The role of directors in ensuring overseas companies are and remain non-UK resident for tax purposes: HMRC v Development Securities PLC and Others
Directors of non-UK incorporated, non-UK tax resident companies which have some connection with the UK (such as UK shareholders) have an important role in ensuring that the company in question does not become UK tax resident.
In the recent case of HMRC v Development Securities PLC and Others, the Court of Appeal held that a Jersey incorporated company with a majority of Jersey-based directors was UK resident. Although the facts of the case were unusual, some useful pointers as to what went wrong for the company and how it could have done better can be gleaned from the judgment.

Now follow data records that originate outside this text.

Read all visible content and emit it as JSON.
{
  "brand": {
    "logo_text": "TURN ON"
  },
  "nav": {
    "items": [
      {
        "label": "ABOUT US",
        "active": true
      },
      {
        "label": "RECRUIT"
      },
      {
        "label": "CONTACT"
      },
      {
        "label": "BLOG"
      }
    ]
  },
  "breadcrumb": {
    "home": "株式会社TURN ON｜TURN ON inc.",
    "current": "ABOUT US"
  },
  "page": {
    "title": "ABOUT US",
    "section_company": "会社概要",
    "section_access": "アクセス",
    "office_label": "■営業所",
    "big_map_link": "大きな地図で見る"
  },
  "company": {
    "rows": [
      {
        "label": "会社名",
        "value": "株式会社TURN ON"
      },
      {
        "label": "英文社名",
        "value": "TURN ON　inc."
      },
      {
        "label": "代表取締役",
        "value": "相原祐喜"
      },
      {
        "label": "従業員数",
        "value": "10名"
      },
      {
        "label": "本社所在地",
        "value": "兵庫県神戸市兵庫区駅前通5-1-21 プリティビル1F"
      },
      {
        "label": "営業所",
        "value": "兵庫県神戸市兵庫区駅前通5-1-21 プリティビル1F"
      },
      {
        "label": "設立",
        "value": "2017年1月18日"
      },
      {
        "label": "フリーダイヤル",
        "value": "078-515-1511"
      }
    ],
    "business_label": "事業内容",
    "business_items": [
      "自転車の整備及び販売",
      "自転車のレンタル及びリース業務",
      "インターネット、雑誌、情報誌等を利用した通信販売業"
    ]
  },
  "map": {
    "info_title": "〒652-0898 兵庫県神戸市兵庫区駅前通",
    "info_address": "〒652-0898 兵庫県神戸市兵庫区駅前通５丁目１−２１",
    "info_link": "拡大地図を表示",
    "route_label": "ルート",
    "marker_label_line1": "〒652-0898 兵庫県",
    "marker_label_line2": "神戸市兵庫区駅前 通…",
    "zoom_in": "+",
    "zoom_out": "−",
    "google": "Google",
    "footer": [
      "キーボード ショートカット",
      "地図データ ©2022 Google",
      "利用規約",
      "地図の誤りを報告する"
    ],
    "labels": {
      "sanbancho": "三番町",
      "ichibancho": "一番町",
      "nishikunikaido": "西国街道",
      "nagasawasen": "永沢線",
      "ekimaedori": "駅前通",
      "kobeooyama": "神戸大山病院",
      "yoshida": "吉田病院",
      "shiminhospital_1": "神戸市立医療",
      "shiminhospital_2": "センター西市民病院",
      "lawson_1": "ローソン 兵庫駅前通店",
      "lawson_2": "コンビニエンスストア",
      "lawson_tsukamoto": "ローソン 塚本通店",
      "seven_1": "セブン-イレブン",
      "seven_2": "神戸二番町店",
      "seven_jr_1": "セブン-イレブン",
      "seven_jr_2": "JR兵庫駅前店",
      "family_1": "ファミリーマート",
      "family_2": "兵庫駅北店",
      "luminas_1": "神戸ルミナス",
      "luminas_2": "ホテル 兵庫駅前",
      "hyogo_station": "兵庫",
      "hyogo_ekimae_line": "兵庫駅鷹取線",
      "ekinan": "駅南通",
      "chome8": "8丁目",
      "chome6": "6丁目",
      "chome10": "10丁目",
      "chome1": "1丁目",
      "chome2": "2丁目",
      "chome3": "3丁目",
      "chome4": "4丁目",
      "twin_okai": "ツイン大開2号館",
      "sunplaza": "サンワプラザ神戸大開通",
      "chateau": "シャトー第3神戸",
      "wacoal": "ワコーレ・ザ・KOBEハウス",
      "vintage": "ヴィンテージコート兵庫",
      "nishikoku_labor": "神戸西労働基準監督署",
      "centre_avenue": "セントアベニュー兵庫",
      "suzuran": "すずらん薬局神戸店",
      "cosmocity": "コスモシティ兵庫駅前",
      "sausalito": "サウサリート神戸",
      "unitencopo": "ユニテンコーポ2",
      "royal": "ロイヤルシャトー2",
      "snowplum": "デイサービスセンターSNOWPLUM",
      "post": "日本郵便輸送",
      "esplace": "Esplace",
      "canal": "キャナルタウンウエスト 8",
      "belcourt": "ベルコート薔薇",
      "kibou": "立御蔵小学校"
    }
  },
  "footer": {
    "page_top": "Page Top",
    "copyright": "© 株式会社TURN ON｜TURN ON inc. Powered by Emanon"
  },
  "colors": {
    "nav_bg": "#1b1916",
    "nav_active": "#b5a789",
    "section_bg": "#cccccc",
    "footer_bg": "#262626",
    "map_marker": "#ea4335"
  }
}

In broad terms, a non-UK incorporated company is not UK tax resident if its central management and control takes place outside of the UK. The question of how to determine where a company is centrally managed and controlled has been analysed in a series of UK cases stretching back over more than a century. These cases have held that normally a company is resident in the country where its board of directors meets and makes decisions.
The Court of Appeal in the Development Securities case considered the factors that should be taken into account to determine where central management and control takes place if there is a board of directors meeting in Jersey but the company itself is wholly-owned by a UK resident parent company. The decision is particularly relevant to special purpose vehicles that have been set up to carry out limited activities, although it also has wider implications.
The facts and the decision in Development Securities
The facts in Development Securities were unusual in that, as part of a tax planning scheme devised by a firm of accountants, the company was set up in Jersey to enter into options to acquire companies and properties for more than their market value from other group companies. This arrangement would benefit the UK resident parent company (and the wider group) but not the Jersey subsidiary itself. The scheme would only work if the subsidiary was centrally managed and controlled in Jersey (and not the UK) at the relevant time.
The First Tier Tribunal (FTT) held that the subsidiary was UK tax resident, the Upper Tribunal overturned this decision and the Court of Appeal then upheld the FTT’s decision, although admittedly one of the judges in the Court of Appeal set out, in some detail, why he considered elements of the FTT’s reasoning to be incorrect.
What went wrong and how to avoid these problems?
Although the facts of the case were rather extreme, some useful guidance can be gleaned as to how overseas companies with UK shareholders should be managed to ensure that they are and remain non-UK tax resident.
As is always the case, in order to make sure that the company is tax resident outside of the UK, a majority of the directors must be non-UK resident and board meetings must be held outside of the UK; both of these requirements were met by the subsidiary in Development Securities.
Decisions must also be actually made in those board meetings, i.e. outside of the UK, and importantly, the directors need to make their own decisions and not be over influenced by the shareholder. The board minutes in the Development Securities case suggested that the directors had been instructed or ordered by the UK resident parent company to take the decisions and that in effect, the parent company had usurped the board's decision making powers. Although UK resident shareholders may authorise a board to take decisions it should not instruct or order them to take those decisions.
In addition, the board of directors of the Jersey subsidiary had adopted an approach that was held to be too mechanistic; they were too concerned with checking the legality of what they were doing, rather than giving proper thought to the decisions themselves. As a result, the Court of Appeal held that the directors should have engaged more fully with the decision making process, rather than concentrating on the legality of it and on executing documents to implement the transaction. However, it is worth noting that, although not significant in the Court of Appeal’s decision, Lord Justice Nugee suggested in his judgment that what mattered was whether directors of a company had actually made the decision to take a particular course of action and that "actively engaging" in making that decision may be too high a test.
When the case came to court, the FTT reviewed the board minutes in great detail, pointing out mistakes that the directors had not picked up on. Directors should be aware that if a matter which they are reaching decisions about goes to court the minutes are likely to be subject to a high degree of scrutiny by the tax tribunal. The minutes should demonstrate that decisions were properly thought through and mistakes should be avoided as far as possible. (Although earlier cases have held that as long as directors (rather than a parent company, for example) have made the decision, it does not matter whether the decision was ill-advised or ill-informed – probably a strategy best avoided).
This will not be the end of the story and we will either have to see whether Development Securities goes to the Supreme Court or wait for the next case on what central management and control means, but as matters stand, based on the Development Securities case, directors of non-UK tax resident companies may want to spend a little time reviewing their decision-making and record-keeping processes.
Heather Corben is a Partner in the Tax team.
This note reflects our opinion and views as of 02 February 2021 and is a general summary of the legal position in England and Wales. It does not constitute legal advice.